‘‘I always saw my passion for playing as something that made me feel good, not with the intention of following it as a professional career”. Alessandro Taverna
CLASSICAL pianist Alessandro Taverna will be performing at the Arts Centre on Thursday. He established his international career by winning major prizes including the Minnesota Piano-e-Competition, London International Piano Competition, Leeds International Piano Competition and Busoni Piano Competition in Bolzano. Since then he has performed in some of the most prestigious concert halls and seasons, including: Teatro alla Scala Milan; Muikverein Vienna; Konzerthaus Berlin; and Royal Festival Hall in London. His concert programme on Thursday includes: Chopin: Ballade No. 4 in F minor, Op. 52; Franck: Prelude, Choral and Fugue and Gershwin’s Rhapsody inBlue. Ahead of the Jersey concert he talked about his forthcoming visit and his life in music
What can Islanders expect from your concert at the Jersey Arts Centre on Thursday?
What guided me in assembling the programme is the attempt to createa contrast between the great romantic tradition and pieces that we refer to as something different from classical music. On the contrary, there’s a continuity between the two parts and even if the language is different, there’s a clear development of common harmonic elements that characterised the previous era. It’s a kind of deeper exploration of the more innovative elements of European music (especially the French style, hence the choice of Franck), mixed with the most interesting combinations of rhythms; of the way the melodies are handledand of the melodies themselves.
Regarding the Gershwin’s Songbook, it’s quite unusual to hear this piano transcription (made by the composer) in classical music recitals. But I thought it might be interesting in order to get the most recognizable ‘colours’ of what is later richly elaborated in the more famous Rhapsody in Blue
When and how did you first develop your interest in music and becoming a pianist?
Everything came in a very genuine way, from the very first interest I had as a sixyear-old child. Of course I had no plan to become a concert pianist! I always saw my passion for playing as something that made me feel good, not with the intention of following it as a professional career. Listening to classical music from tapes and CD was very important to me and in this way I started to discover the piano repertoire – this was before YouTube and Spotify existed. Later it was my teachers who opened the door to the world of interpretation for me.
You have performed in many great venues and entered (and won) many competitions over the years. What has been your most memorable performance to date?
There is certainly more than one. I could mention the first time I trod the stage of the Royal Festival Hall during the finals of the London Piano Competition, or the concertos with the late conductor Lorin Maazel and the Munich Philharmonic at Gasteig Munich and Musikverein Vienna (which were the last concerts that the great maestro did with a soloist, a few months before his death). Then there were the two times at Teatro alla Scala in Milan and, last but not least, last year when, for the first time, I performed at Teatro La Fenice in Venice, my home town

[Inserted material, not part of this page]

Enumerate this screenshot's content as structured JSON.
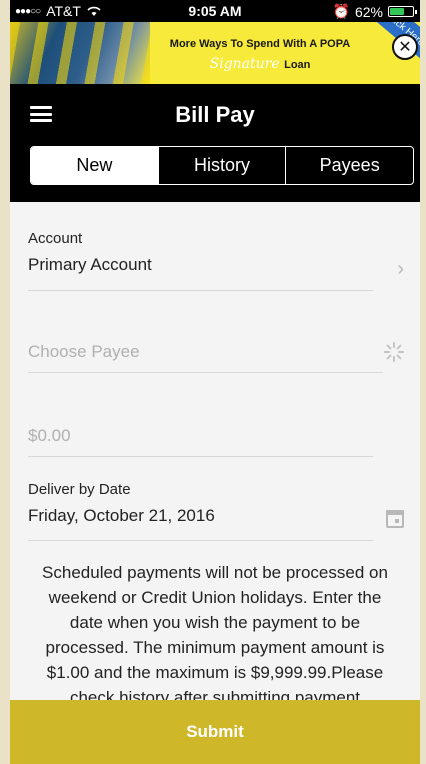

What is your all-time favourite piece of music, and why do you love it?
I know it might sound a little obvious, but I must confess I’ve always had a deep passion for Rachmaninov Piano Concerto No. 3. The memory of the countless times I listened to it when I went to music class, sitting in the back seat of the car driven by my dad, is still vivid inside me. I have always loved it for the sense of the majesty it transmits, and for the sense of challenge towards the most daring heights of piano technique.
If you could perform alongside any musician from history, past or present, who would it be, and why?

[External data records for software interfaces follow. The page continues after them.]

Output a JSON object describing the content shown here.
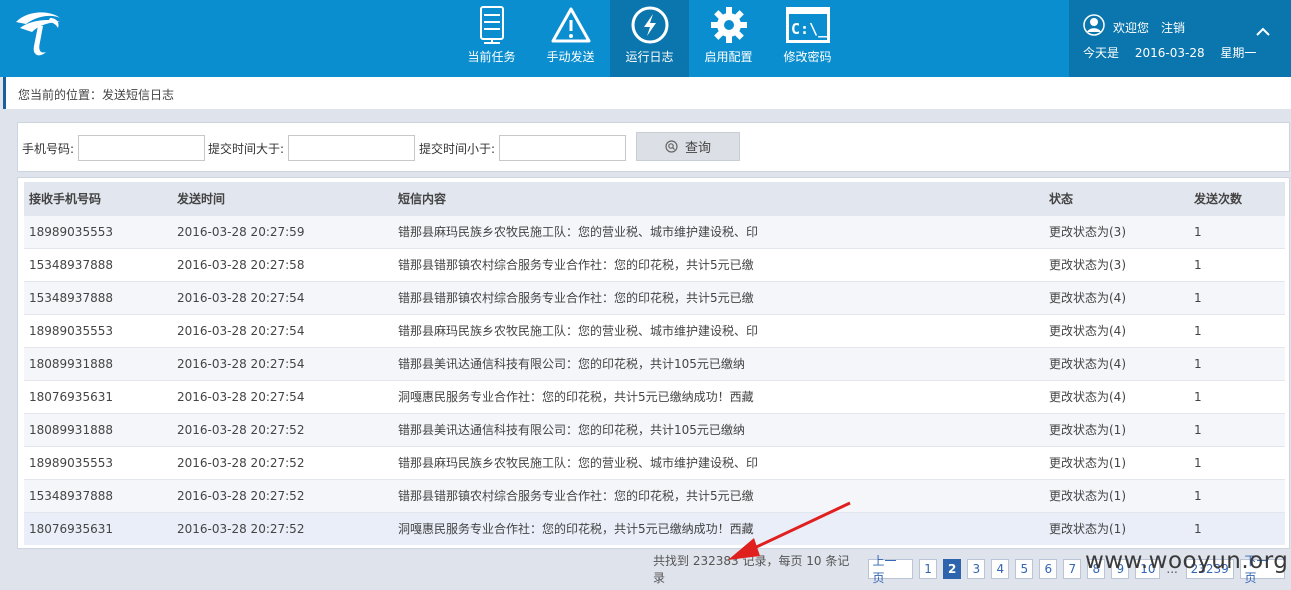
{
  "header": {
    "logo_icon": "china-telecom-logo",
    "nav": [
      {
        "label": "当前任务",
        "icon": "server-icon",
        "active": false
      },
      {
        "label": "手动发送",
        "icon": "warning-icon",
        "active": false
      },
      {
        "label": "运行日志",
        "icon": "log-icon",
        "active": true
      },
      {
        "label": "启用配置",
        "icon": "gear-icon",
        "active": false
      },
      {
        "label": "修改密码",
        "icon": "console-icon",
        "active": false
      }
    ],
    "user": {
      "welcome": "欢迎您",
      "logout": "注销",
      "today_label": "今天是",
      "date": "2016-03-28",
      "weekday": "星期一"
    }
  },
  "breadcrumb": "您当前的位置：发送短信日志",
  "search": {
    "phone_label": "手机号码:",
    "phone_value": "",
    "time_gt_label": "提交时间大于:",
    "time_gt_value": "",
    "time_lt_label": "提交时间小于:",
    "time_lt_value": "",
    "query_label": "查询"
  },
  "table": {
    "columns": [
      "接收手机号码",
      "发送时间",
      "短信内容",
      "状态",
      "发送次数"
    ],
    "rows": [
      [
        "18989035553",
        "2016-03-28 20:27:59",
        "错那县麻玛民族乡农牧民施工队：您的营业税、城市维护建设税、印",
        "更改状态为(3)",
        "1"
      ],
      [
        "15348937888",
        "2016-03-28 20:27:58",
        "错那县错那镇农村综合服务专业合作社：您的印花税，共计5元已缴",
        "更改状态为(3)",
        "1"
      ],
      [
        "15348937888",
        "2016-03-28 20:27:54",
        "错那县错那镇农村综合服务专业合作社：您的印花税，共计5元已缴",
        "更改状态为(4)",
        "1"
      ],
      [
        "18989035553",
        "2016-03-28 20:27:54",
        "错那县麻玛民族乡农牧民施工队：您的营业税、城市维护建设税、印",
        "更改状态为(4)",
        "1"
      ],
      [
        "18089931888",
        "2016-03-28 20:27:54",
        "错那县美讯达通信科技有限公司：您的印花税，共计105元已缴纳",
        "更改状态为(4)",
        "1"
      ],
      [
        "18076935631",
        "2016-03-28 20:27:54",
        "洞嘎惠民服务专业合作社：您的印花税，共计5元已缴纳成功！西藏",
        "更改状态为(4)",
        "1"
      ],
      [
        "18089931888",
        "2016-03-28 20:27:52",
        "错那县美讯达通信科技有限公司：您的印花税，共计105元已缴纳",
        "更改状态为(1)",
        "1"
      ],
      [
        "18989035553",
        "2016-03-28 20:27:52",
        "错那县麻玛民族乡农牧民施工队：您的营业税、城市维护建设税、印",
        "更改状态为(1)",
        "1"
      ],
      [
        "15348937888",
        "2016-03-28 20:27:52",
        "错那县错那镇农村综合服务专业合作社：您的印花税，共计5元已缴",
        "更改状态为(1)",
        "1"
      ],
      [
        "18076935631",
        "2016-03-28 20:27:52",
        "洞嘎惠民服务专业合作社：您的印花税，共计5元已缴纳成功！西藏",
        "更改状态为(1)",
        "1"
      ]
    ]
  },
  "pager": {
    "summary": "共找到 232383 记录，每页 10 条记录",
    "prev": "上一页",
    "pages": [
      "1",
      "2",
      "3",
      "4",
      "5",
      "6",
      "7",
      "8",
      "9",
      "10"
    ],
    "current": "2",
    "ellipsis": "...",
    "last_page": "23239",
    "next": "下一页"
  },
  "watermark": "www.wooyun.org",
  "colors": {
    "header": "#0b8ed0",
    "header_active": "#0a76ad",
    "page_current": "#2e64ae",
    "annotation_arrow": "#e0201e"
  }
}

I think it would be Leonard Bernstein, for the tension that has always passed through his readings of the great orchestral literature of all time. From Haydn symphonies to majestic pages of Mahler, he played with a joy and a profundity that was always combined with a deep respect for the score. Bernstein was a pianist himself and, by the way, his interpretation of Gershwin Rhapsody in Blue has gone down in history. And also because he devoted much of his life to education and I too believe that teaching others is like teaching yourself.
Will this be your first time visiting Jersey? If so, concert aside, what are you most looking forward to about your visit?
Actually this is my third visit to Jersey, which always reminds me of Monte Carlo for its beauty. The last time was a few years ago during the days before Christmas and I still remember the joyful atmosphere of the Christmas market. And of course, the warmth of the audience that has always accompanied my previous performances is still in my heart!
Alessandro Taverna will perform at the Arts Centre on Thursday at 8 pm